For a scaled-down version of this tracker, the Alta is available and priced at $129.95 on Amazon. Both bands are water-resistant and monitor steps, time active and distance walked. The Alta is in the everyday fitness group, but the Alta HR is comprehensive enough that even those who are more serious about fitness can get value from it.
Photo Credit: Brookstone
From $198.95 on Amazon
The classic and modern types can both find something to like with the Blaze. It has a more traditional watch style but is packed with features that the tech-savvy will love. The good news is that this tech is user-friendly. The Blaze has the same trackers as the Alta HR, and both also have a food log and phone notifications on the touch screen devices. The Blaze enables users to stay fit in multiple ways because the device has a multi-sport mode that provides real time stats. The Blaze also has a GPS connection that tracks pace and duration while mapping routes. As if all this isn't enough, FitStar workouts also appear onscreen to coach users. It's easy to see why this model is for active fitness.
From $129.95 on Amazon
One of these things isn't like the others. The Aria 2 isn't a fitness tracker but can complement your wearable device as this scale syncs stats to your Fitbit dashboard and measures weight, BMI, lean mass and body fat percentage. The sleek, stylish design makes it easy to incorporate into any home, and it can save and store information for eight people. There's no need to worry, it keeps each person's data private.
Now for Fitbit's newer offerings.
From $298.99 on Amazon
Like the Blaze, this is a smartwatch and fitness tracker combo. In addition to the other features like coaching, workout modes, GPS and heart rate monitoring, you can play and store music with the Ionic. It holds 300 songs and also has a quick payment feature. The Ionic is also waterproof.
Photo Credit: Androidpolice
From $129.95 on Amazon
Another deviation from fitness trackers, the Fitbit Flyer Wireless Headphones are built for those who like listening to music while working out. The earphones are sweat proof and versatile as you can also take calls with them, which is made easier by three button controls that switch and pause songs and answer and end calls. The Flyer connects to two Bluetooth devices at a time. While it can pair with other devices, it is designed for use with the Ionic.

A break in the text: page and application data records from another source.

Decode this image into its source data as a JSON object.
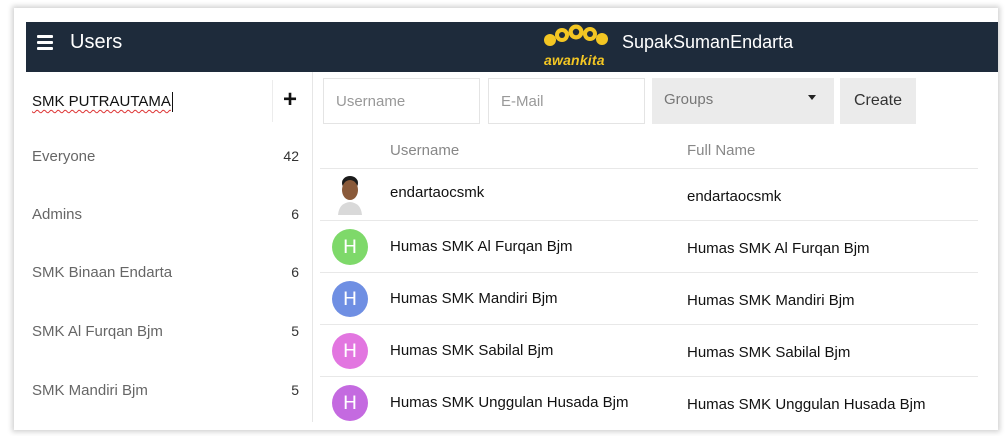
{
  "header": {
    "title": "Users",
    "logo_text": "awankita",
    "brand": "SupakSumanEndarta",
    "bar_color": "#1e2b3b",
    "logo_color": "#f3c623"
  },
  "sidebar": {
    "group_input_value": "SMK PUTRAUTAMA",
    "add_label": "+",
    "groups": [
      {
        "name": "Everyone",
        "count": "42"
      },
      {
        "name": "Admins",
        "count": "6"
      },
      {
        "name": "SMK Binaan Endarta",
        "count": "6"
      },
      {
        "name": "SMK Al Furqan Bjm",
        "count": "5"
      },
      {
        "name": "SMK Mandiri Bjm",
        "count": "5"
      }
    ]
  },
  "toolbar": {
    "username_placeholder": "Username",
    "email_placeholder": "E-Mail",
    "groups_label": "Groups",
    "create_label": "Create"
  },
  "table": {
    "headers": {
      "username": "Username",
      "fullname": "Full Name"
    },
    "rows": [
      {
        "avatar": "",
        "avatar_type": "photo",
        "username": "endartaocsmk",
        "fullname": "endartaocsmk"
      },
      {
        "avatar": "H",
        "avatar_color": "#7ed96a",
        "username": "Humas SMK Al Furqan Bjm",
        "fullname": "Humas SMK Al Furqan Bjm"
      },
      {
        "avatar": "H",
        "avatar_color": "#6f8fe3",
        "username": "Humas SMK Mandiri Bjm",
        "fullname": "Humas SMK Mandiri Bjm"
      },
      {
        "avatar": "H",
        "avatar_color": "#e276e0",
        "username": "Humas SMK Sabilal Bjm",
        "fullname": "Humas SMK Sabilal Bjm"
      },
      {
        "avatar": "H",
        "avatar_color": "#c46ae0",
        "username": "Humas SMK Unggulan Husada Bjm",
        "fullname": "Humas SMK Unggulan Husada Bjm"
      }
    ]
  }
}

The right Fitbit for you may depend on your current fitness level and what your goals are for being healthy. For a quick comparison tool, you can also compare wearables here. This sums up some of the different devices Fitbit has to offer.